**EXERCISE DIRECTIONS**
Every entry must be copied word for word.

**DATASET EXTRACT**

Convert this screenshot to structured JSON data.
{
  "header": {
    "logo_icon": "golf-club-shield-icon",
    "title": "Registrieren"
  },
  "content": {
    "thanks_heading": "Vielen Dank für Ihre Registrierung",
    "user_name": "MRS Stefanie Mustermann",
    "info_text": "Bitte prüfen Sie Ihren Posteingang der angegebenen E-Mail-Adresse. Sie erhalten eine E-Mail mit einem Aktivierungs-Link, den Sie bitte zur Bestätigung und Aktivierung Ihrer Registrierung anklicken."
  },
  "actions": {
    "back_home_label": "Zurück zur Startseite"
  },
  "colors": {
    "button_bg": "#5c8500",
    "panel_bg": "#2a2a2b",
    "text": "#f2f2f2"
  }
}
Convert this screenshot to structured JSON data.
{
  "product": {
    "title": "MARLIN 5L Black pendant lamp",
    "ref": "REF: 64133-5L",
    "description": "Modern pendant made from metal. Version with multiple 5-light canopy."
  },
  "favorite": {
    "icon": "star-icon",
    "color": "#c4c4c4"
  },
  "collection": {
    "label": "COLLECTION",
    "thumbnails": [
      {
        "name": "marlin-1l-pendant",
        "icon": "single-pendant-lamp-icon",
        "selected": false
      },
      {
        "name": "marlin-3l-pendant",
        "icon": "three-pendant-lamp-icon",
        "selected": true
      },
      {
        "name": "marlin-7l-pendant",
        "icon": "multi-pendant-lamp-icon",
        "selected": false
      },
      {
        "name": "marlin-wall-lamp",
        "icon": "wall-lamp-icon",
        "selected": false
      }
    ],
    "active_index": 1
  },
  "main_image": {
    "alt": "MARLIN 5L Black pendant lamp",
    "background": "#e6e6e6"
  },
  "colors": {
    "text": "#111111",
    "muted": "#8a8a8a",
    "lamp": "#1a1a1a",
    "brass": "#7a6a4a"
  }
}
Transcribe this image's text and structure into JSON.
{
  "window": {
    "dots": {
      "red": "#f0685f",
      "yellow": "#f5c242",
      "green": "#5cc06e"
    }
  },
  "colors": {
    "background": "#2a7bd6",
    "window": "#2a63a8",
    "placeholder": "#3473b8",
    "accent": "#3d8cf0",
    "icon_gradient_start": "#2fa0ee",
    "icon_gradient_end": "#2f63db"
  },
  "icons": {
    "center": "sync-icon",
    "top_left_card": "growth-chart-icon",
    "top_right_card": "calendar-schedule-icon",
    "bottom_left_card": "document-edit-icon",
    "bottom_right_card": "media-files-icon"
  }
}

**FINISHED EXERCISE**
Convert this screenshot to structured JSON data.
{
  "header": {
    "logo_icon": "golf-club-shield-icon",
    "title": "Registrieren"
  },
  "content": {
    "thanks_heading": "Vielen Dank für Ihre Registrierung",
    "user_name": "MRS Stefanie Mustermann",
    "info_text": "Bitte prüfen Sie Ihren Posteingang der angegebenen E-Mail-Adresse. Sie erhalten eine E-Mail mit einem Aktivierungs-Link, den Sie bitte zur Bestätigung und Aktivierung Ihrer Registrierung anklicken."
  },
  "actions": {
    "back_home_label": "Zurück zur Startseite"
  },
  "colors": {
    "button_bg": "#5c8500",
    "panel_bg": "#2a2a2b",
    "text": "#f2f2f2"
  }
}
Convert this screenshot to structured JSON data.
{
  "product": {
    "title": "MARLIN 5L Black pendant lamp",
    "ref": "REF: 64133-5L",
    "description": "Modern pendant made from metal. Version with multiple 5-light canopy."
  },
  "favorite": {
    "icon": "star-icon",
    "color": "#c4c4c4"
  },
  "collection": {
    "label": "COLLECTION",
    "thumbnails": [
      {
        "name": "marlin-1l-pendant",
        "icon": "single-pendant-lamp-icon",
        "selected": false
      },
      {
        "name": "marlin-3l-pendant",
        "icon": "three-pendant-lamp-icon",
        "selected": true
      },
      {
        "name": "marlin-7l-pendant",
        "icon": "multi-pendant-lamp-icon",
        "selected": false
      },
      {
        "name": "marlin-wall-lamp",
        "icon": "wall-lamp-icon",
        "selected": false
      }
    ],
    "active_index": 1
  },
  "main_image": {
    "alt": "MARLIN 5L Black pendant lamp",
    "background": "#e6e6e6"
  },
  "colors": {
    "text": "#111111",
    "muted": "#8a8a8a",
    "lamp": "#1a1a1a",
    "brass": "#7a6a4a"
  }
}
Transcribe this image's text and structure into JSON.
{
  "window": {
    "dots": {
      "red": "#f0685f",
      "yellow": "#f5c242",
      "green": "#5cc06e"
    }
  },
  "colors": {
    "background": "#2a7bd6",
    "window": "#2a63a8",
    "placeholder": "#3473b8",
    "accent": "#3d8cf0",
    "icon_gradient_start": "#2fa0ee",
    "icon_gradient_end": "#2f63db"
  },
  "icons": {
    "center": "sync-icon",
    "top_left_card": "growth-chart-icon",
    "top_right_card": "calendar-schedule-icon",
    "bottom_left_card": "document-edit-icon",
    "bottom_right_card": "media-files-icon"
  }
}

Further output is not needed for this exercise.